Applying an electrodeposited coating involves several steps. To reduce the risk of HE, ASTM B994 calls for a heat treatment as a pretreatment of steel parts with an ultimate tensile strength of >1,000 MPa (31 HRC) that have been machined, ground, cold formed, or cold straightened. The metallic substrate is then typically cleaned to remove oil or grease, rinsed, and put through a pickling process to remove impurities such as rust, scale, or inorganic contaminants.

After cleaning, the metal substrate is placed in an electrolyte bath as the cathode, with nickel and cobalt anodes. The bath is electrically charged so the nickel and cobalt ions are attracted to the metal substrate, and the process is monitored for time, temperature, and chemical composition so the substrate is ultimately covered with a consistent thickness of the protective alloy coating.
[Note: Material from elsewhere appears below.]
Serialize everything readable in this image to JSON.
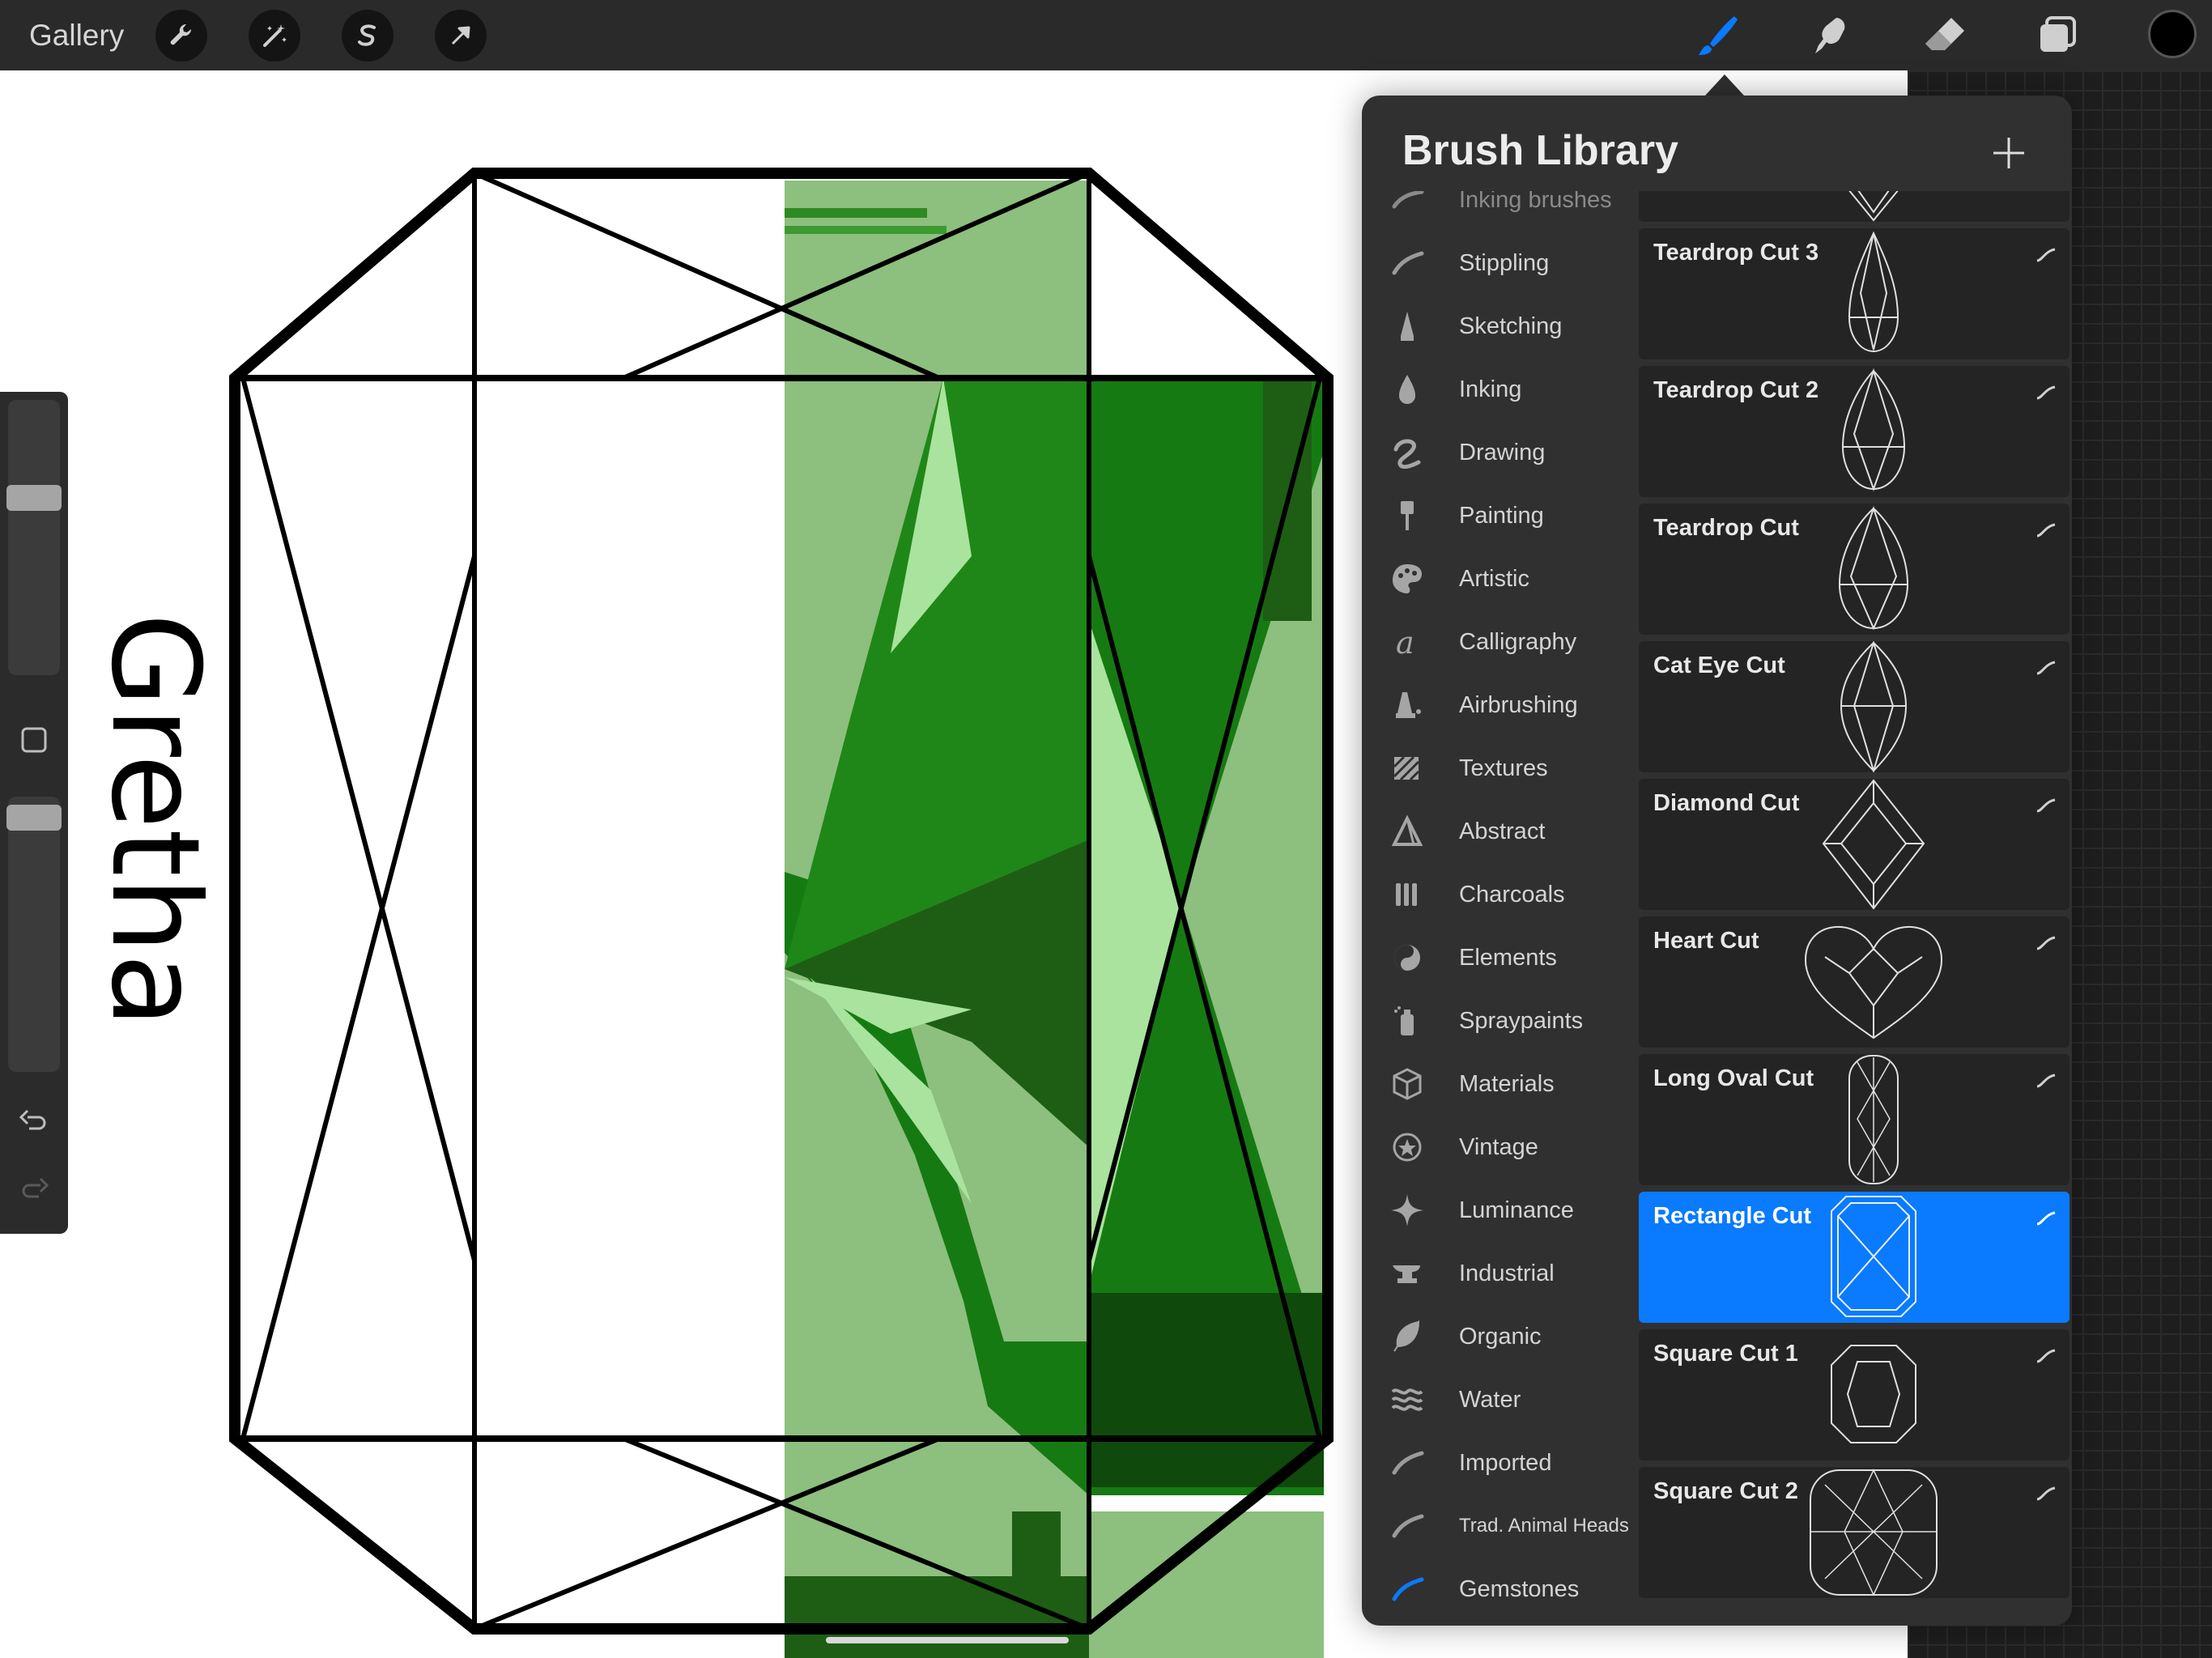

After the electrodeposited alloy coating is applied, ASTM B994 recommends baking the coated steel parts with a tensile strength >1,000 MPa to allow the diffusion of any internal hydrogen and reduce the risk of HE.

In addition to acceptance tests for appearance, adhesion, and thickness of the coating, ASTM B994 also lists several qualification tests. These include a HE test using ASTM Test Method F519,6 which detects possible HE of steel parts due to the plating and coating processes and also due to chemical contact during service life, and an electrochemical corrosion rate test using ASTM Test Method G59.7 Garcia and Rosas note that results of the HE test run by Doxsteel showed that bolts coated with the electrodeposited Ni-Co alloy coating did not fail after 200 h of applied tensile stress at 75% of their notched tensile strength. An electrochemical corrosion test performed by Doxsteel showed a corrosion rate of 0.1603 µm/y for Ni-Co alloy coated bolts in a 5% sodium chloride (NaCl) solution vs. 29.7572 µm/y for bare steel. In environmental tests using ASTM B117,8 the Ni-Co alloy reached 3,000 h with no significant presence (<1%) of red rust.

Source: Doxsteel Fasteners, Contact Omar Rosas, Doxsteel Fasteners—email:


1 “Bolt and Connector Failures,” Bureau of Safety and Environmental Enforcement, (October 6, 2017).

2 “Layers of Protection,” Doxsteel Fasteners, (October 6, 2017).

3 “Doxsteel Coating—Hydrogen Embrittlement,” Doxsteel Fasteners, (October 6, 2017).

4 “Method Increases Tensile Strength for Electrodeposited Nickel-Cobalt Alloy,” NASA Technology Opportunity, Case No. MFS-32777-1, (October 8, 2017).

5 ASTM B994/B994M-15, “Standard Specification for Nickel-Cobalt Alloy Coating” (West Conshohocken, PA: ASTM, 2015).

6 ASTM F519-17, “Standard Test Method for Mechanical Hydrogen Embrittlement Evaluation of Plating/Coating Processes and Service Environments” (West Conshohocken, PA: ASTM, 2017).

7 ASTM G59-97 (2014), “Standard Test Method for Conducting Potentiodynamic Polarization Resistance Measurements” (West Conshohocken, PA: ASTM, 2014).

8 ASTM B117-16, “Standard Practice for Operating Salt Spray (Fog) Apparatus” (West Conshohocken, PA: ASTM, 2016).

Related Articles